(Data records for software interfaces)
+-------+
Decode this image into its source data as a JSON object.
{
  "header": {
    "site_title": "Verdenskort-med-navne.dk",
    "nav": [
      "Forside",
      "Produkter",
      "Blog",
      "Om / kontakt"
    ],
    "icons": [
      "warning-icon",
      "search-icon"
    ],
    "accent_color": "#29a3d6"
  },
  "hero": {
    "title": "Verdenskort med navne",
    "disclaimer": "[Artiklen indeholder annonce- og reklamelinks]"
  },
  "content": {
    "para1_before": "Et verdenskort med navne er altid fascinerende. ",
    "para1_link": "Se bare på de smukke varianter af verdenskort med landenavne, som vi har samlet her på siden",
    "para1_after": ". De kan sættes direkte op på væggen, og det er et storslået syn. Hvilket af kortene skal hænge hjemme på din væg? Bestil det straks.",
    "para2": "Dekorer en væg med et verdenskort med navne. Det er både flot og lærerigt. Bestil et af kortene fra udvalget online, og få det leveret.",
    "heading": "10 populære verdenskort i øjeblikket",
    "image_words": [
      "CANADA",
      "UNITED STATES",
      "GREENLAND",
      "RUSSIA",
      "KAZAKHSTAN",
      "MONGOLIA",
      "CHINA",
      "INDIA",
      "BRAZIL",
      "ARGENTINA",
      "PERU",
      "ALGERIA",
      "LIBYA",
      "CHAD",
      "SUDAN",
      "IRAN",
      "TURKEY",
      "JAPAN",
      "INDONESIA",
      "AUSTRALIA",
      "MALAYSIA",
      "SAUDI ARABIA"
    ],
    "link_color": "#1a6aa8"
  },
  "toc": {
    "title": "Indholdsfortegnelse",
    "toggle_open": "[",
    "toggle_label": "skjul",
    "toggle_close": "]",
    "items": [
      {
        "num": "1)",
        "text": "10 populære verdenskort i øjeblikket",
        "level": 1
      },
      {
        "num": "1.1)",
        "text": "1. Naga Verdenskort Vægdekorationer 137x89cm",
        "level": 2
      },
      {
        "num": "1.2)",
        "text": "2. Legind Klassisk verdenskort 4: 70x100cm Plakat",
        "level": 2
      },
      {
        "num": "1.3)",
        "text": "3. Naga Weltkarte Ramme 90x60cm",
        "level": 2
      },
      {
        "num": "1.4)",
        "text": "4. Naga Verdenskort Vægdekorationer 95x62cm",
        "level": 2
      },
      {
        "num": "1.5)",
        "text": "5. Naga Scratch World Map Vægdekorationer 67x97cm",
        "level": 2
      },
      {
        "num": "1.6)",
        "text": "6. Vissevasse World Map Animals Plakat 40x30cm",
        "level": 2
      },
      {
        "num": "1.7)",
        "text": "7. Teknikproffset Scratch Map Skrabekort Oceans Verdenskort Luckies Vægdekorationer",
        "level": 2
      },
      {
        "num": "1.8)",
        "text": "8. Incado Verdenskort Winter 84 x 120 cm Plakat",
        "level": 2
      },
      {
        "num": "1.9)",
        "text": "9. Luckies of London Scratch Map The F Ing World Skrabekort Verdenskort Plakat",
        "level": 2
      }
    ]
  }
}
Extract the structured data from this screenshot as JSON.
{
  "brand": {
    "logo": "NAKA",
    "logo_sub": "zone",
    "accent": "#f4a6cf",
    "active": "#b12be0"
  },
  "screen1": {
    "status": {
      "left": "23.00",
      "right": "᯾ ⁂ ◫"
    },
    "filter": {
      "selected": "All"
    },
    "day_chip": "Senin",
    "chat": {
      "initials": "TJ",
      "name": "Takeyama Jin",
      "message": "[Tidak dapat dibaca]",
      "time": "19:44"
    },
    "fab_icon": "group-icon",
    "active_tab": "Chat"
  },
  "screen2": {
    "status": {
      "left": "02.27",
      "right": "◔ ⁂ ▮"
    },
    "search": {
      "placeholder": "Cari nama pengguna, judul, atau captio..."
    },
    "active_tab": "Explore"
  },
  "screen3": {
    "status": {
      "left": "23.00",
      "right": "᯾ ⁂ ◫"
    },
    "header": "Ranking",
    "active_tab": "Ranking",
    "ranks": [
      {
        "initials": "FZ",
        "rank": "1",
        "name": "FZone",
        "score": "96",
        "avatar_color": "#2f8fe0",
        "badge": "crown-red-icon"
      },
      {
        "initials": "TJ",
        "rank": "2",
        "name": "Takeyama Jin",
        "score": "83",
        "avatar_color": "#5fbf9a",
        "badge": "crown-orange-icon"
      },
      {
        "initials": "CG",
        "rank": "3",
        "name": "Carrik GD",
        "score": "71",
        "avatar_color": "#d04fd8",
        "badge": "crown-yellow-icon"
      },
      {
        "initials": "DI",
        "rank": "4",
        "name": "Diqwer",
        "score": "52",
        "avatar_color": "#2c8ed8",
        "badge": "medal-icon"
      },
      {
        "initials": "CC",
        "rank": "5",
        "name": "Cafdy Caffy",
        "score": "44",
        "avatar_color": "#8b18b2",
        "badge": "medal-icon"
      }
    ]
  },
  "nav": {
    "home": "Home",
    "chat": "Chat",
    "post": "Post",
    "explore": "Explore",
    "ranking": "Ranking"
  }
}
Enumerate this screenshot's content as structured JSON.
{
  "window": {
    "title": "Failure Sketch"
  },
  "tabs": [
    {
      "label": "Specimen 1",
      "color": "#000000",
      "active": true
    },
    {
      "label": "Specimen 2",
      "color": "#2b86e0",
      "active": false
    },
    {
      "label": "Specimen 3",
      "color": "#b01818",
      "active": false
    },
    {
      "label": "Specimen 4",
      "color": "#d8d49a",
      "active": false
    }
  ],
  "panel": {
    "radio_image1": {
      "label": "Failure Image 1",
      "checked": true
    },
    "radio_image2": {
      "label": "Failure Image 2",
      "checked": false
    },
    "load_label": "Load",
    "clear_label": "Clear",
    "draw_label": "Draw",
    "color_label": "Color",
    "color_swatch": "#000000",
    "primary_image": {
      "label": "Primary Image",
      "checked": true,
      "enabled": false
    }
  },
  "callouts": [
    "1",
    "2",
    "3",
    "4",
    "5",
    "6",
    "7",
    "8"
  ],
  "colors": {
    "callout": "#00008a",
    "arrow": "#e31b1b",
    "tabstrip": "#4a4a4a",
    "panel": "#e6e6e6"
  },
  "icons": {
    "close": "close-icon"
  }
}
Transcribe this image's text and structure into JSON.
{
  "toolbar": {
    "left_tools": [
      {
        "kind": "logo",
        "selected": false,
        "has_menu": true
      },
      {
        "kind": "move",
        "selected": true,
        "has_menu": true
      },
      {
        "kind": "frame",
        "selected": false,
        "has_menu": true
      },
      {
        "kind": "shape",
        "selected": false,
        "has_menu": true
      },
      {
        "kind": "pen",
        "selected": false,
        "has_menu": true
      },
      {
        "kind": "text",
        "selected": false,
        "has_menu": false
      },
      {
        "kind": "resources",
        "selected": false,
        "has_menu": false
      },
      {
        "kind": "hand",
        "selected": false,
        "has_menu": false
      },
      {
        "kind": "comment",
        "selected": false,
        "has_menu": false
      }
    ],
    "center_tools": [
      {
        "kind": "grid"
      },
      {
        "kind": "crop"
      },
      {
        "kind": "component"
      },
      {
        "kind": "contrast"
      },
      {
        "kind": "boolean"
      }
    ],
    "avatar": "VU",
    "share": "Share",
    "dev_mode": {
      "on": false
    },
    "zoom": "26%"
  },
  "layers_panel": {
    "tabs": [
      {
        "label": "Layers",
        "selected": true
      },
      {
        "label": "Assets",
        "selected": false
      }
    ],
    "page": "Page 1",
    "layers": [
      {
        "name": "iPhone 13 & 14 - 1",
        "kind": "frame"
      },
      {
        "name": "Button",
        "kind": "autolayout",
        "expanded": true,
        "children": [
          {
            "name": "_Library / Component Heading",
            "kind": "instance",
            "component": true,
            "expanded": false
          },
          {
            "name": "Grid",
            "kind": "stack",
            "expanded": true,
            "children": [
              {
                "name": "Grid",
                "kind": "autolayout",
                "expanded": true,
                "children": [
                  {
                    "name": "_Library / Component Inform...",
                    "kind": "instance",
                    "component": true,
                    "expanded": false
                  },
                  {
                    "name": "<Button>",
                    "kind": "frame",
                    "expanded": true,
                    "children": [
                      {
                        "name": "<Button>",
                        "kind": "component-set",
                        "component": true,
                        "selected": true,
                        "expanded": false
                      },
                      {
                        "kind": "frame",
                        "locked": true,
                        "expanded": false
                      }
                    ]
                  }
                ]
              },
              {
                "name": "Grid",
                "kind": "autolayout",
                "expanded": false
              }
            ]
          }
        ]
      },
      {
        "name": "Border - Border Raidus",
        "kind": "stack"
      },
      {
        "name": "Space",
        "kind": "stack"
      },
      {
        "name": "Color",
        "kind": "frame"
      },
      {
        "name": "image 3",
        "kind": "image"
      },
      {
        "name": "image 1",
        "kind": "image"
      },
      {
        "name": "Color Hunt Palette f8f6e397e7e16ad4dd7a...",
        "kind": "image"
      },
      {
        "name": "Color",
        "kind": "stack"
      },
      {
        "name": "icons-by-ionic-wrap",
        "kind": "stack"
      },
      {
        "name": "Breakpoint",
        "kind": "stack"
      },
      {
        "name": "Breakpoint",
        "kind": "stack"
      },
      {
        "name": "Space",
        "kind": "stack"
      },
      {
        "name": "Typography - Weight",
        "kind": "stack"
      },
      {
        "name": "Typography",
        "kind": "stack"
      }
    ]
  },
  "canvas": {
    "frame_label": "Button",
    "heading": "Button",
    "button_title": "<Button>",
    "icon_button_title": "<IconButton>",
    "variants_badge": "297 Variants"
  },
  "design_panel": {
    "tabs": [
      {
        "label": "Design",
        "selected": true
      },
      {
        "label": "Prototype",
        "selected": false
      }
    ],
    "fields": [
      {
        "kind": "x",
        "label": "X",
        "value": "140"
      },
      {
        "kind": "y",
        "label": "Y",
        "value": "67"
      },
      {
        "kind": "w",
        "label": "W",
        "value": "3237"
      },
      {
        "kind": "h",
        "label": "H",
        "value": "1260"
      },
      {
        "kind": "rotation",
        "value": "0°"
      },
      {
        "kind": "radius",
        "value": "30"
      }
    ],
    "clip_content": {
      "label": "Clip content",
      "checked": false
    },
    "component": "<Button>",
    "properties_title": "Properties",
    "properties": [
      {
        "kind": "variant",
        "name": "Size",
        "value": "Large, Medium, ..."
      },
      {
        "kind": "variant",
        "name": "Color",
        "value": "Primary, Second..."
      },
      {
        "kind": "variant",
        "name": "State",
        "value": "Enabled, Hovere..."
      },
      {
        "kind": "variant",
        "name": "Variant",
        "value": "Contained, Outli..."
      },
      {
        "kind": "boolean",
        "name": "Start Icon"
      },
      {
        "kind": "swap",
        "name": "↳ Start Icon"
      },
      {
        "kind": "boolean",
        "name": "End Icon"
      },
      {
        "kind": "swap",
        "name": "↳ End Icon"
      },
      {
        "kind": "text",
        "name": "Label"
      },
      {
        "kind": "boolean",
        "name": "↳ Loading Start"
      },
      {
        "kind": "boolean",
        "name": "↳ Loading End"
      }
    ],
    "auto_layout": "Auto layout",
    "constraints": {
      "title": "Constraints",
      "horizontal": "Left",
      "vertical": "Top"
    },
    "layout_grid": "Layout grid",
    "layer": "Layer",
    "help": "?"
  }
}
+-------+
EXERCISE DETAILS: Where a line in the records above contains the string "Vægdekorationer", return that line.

SOLUTION TO THIS EXERCISE:
        "text": "1. Naga Verdenskort Vægdekorationer 137x89cm",
        "text": "4. Naga Verdenskort Vægdekorationer 95x62cm",
        "text": "5. Naga Scratch World Map Vægdekorationer 67x97cm",
        "text": "7. Teknikproffset Scratch Map Skrabekort Oceans Verdenskort Luckies Vægdekorationer",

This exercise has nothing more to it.